Aim of the exercise » Every line in the material below that includes "number" should be copied.

Provided material »
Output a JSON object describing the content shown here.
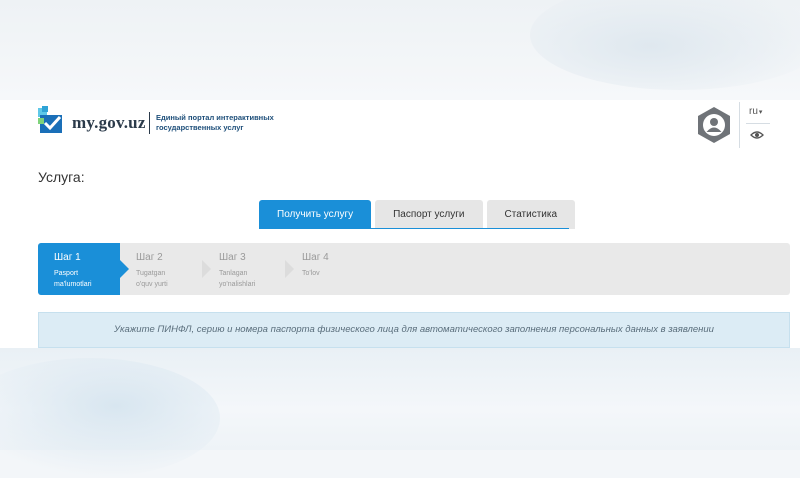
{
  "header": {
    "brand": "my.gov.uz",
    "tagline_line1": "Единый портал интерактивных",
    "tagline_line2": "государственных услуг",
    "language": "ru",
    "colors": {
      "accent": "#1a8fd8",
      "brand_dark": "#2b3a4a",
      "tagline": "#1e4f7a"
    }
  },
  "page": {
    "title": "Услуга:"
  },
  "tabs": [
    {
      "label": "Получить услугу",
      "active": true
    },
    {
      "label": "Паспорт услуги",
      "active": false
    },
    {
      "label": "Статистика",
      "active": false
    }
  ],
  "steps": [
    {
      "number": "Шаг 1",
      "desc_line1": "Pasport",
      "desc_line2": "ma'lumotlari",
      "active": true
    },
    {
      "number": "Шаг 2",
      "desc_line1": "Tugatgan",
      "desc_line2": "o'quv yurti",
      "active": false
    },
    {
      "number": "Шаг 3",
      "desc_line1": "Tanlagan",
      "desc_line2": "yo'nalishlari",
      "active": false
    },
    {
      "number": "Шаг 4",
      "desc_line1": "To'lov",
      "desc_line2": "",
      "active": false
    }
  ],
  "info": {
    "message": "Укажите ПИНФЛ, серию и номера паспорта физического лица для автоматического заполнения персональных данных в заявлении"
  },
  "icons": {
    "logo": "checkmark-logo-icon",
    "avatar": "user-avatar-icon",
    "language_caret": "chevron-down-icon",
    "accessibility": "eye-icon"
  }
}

Exercise response »
      "number": "Шаг 1",
      "number": "Шаг 2",
      "number": "Шаг 3",
      "number": "Шаг 4",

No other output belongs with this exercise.